All roads lead to remasters of Pink Floyd records. Sincerely, there is no way of escaping them. Redux, remaster, reworking. Whatever it is, there are three separate versions of The Dark Side of the Moon released this year. As seminal an album as it is, as rabid the fans of Roger Waters and company are, there is no need for it. A reworking of an album which was remastered just shy of a decade ago, a pieced-together live record which is now available after years of lingering on the outer rim and now a post-band divorce overhaul from controversial bassist and now singer Waters. What a mess. Money takes on new meaning, and not just thanks to the watering down Waters brings the lyrics.
Still, his shoo-in of withering pensioner poetry and potty scribbles does give The Dark Side of the Moon Redux a fresh coat of paint. It may be lined with lead and rotting your brain from the first bars of Speak to Me, but sometimes a little damage to the head is good for business. Ramblings of an elderly statesman, whose once-revered work is reworked into something profitable. Between Speak to Me and Breathe, there is a sense of last-gasp finality. Where it does not bring out the best in Pink Floyd, it does hold a weak and meandering tenderness. Waters cannot capture this fully, relying on a change in his vocal strength as the real change. Wet string sections and crawling, empty pontifications from a less-than-relevant mind are as boisterous as they are irrelevant.

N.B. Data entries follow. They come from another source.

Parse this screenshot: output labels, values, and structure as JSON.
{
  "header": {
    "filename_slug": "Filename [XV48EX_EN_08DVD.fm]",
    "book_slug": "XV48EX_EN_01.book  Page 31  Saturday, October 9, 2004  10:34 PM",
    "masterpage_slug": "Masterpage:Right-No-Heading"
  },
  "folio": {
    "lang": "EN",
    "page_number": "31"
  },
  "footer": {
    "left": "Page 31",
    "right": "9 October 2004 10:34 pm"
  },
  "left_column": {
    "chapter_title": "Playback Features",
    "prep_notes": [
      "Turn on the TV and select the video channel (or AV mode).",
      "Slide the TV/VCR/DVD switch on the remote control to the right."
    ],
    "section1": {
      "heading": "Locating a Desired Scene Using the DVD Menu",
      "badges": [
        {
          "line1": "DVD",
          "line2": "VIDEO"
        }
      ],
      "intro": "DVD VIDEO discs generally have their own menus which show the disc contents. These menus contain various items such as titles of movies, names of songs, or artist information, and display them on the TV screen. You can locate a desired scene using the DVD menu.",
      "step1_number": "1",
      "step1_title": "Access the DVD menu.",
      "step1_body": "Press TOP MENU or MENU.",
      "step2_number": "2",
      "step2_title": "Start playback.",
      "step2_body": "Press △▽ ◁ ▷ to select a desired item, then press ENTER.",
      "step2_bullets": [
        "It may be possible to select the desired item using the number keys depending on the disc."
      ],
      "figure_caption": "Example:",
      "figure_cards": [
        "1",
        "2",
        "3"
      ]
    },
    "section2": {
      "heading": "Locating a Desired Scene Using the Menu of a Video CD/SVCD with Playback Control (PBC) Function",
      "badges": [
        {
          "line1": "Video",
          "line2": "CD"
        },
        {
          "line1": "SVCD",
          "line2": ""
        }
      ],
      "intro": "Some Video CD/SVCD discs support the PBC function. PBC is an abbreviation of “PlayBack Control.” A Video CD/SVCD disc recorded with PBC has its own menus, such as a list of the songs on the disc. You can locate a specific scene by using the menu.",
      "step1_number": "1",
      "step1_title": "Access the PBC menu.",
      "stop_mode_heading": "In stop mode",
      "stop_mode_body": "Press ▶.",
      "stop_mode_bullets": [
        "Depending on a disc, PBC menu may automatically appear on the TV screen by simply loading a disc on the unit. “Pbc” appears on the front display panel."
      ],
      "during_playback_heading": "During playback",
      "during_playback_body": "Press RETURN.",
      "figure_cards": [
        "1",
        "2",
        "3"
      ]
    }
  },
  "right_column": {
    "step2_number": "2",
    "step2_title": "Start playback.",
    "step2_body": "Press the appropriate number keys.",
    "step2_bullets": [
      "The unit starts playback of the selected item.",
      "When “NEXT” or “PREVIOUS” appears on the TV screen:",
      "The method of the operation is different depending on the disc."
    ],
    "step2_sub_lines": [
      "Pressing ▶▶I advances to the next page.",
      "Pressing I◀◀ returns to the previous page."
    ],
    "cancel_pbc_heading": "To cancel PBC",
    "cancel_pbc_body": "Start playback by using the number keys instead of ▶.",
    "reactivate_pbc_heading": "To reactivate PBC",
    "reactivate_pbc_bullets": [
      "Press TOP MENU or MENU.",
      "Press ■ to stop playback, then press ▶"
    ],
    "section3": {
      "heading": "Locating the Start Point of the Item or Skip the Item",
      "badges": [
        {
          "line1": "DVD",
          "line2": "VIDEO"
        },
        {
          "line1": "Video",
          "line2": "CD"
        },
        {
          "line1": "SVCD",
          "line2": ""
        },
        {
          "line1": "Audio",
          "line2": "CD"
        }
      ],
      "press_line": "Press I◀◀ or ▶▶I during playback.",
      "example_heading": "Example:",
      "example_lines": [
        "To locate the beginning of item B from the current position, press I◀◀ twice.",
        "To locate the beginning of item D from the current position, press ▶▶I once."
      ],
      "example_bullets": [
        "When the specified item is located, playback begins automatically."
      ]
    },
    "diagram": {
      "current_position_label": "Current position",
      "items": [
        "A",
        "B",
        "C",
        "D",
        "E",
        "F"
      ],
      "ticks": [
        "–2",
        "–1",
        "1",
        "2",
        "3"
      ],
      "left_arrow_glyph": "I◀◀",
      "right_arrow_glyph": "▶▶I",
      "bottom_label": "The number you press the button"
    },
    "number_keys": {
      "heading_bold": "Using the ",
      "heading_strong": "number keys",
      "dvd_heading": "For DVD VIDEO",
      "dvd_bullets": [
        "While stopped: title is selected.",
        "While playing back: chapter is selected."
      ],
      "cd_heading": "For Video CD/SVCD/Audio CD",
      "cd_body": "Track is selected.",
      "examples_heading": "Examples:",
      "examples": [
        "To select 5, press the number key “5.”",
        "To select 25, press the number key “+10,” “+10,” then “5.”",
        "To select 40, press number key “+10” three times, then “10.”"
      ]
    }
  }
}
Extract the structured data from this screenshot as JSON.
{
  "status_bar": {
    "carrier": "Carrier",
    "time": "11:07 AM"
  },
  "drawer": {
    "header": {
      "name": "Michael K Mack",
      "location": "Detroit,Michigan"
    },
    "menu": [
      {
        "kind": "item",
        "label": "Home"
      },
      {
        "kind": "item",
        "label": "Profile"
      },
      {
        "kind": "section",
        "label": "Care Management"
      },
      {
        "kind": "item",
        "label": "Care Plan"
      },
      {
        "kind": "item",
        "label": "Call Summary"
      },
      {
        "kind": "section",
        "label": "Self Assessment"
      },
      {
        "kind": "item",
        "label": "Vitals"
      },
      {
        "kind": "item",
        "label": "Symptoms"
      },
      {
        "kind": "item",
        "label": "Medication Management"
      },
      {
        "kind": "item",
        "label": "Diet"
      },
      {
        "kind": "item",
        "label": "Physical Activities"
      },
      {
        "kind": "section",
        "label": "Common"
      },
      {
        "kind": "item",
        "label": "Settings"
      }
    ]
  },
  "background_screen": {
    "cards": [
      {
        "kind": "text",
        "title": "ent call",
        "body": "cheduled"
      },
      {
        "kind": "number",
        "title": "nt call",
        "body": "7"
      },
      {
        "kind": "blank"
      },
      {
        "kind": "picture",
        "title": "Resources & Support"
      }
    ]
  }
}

Much of it feels similar to the mocked-up soundtracks movies receive. The fictional pieces which are spoken of inside a movie, the drama within a drama, are often soundtracked by these chimes and charms. Plodding and unique, The Dark Side of the Moon Redux certainly changes tact, but it also changes the necessary meaning and candour of the original work. Waters moves The Dark Side of the Moon into an autobiographical reduction and uses it more as a tapestry for his life than anything truly moving. He recalls spotty moments and tries to pull at the heartstrings with Great Gig in the Sky and gets nowhere close to managing it.
The Dark Side of the Moon Redux picks up when Spotify stops playing the album and moves on to shuffling Waters’ earlier works. Oceans Apart, to those not paying all that much attention, will delight for its post-Dark Side of the Moon potential. Still, it is not actually part of this post-Pink Floyd desecration. Some will be puzzled by how little Waters can offer an album which he was part of creating all those decades ago while others will rally behind him, for they crave the drops of Pink Floyd and anything he touches. Achingly dull and with no real steps toward a change of interesting or inherent value, The Dark Side of the Moon becomes the dull side of his discography and is a clear example of how returning to well-trodden roads can still leave you feeling lost. Even if you paved them in the first place.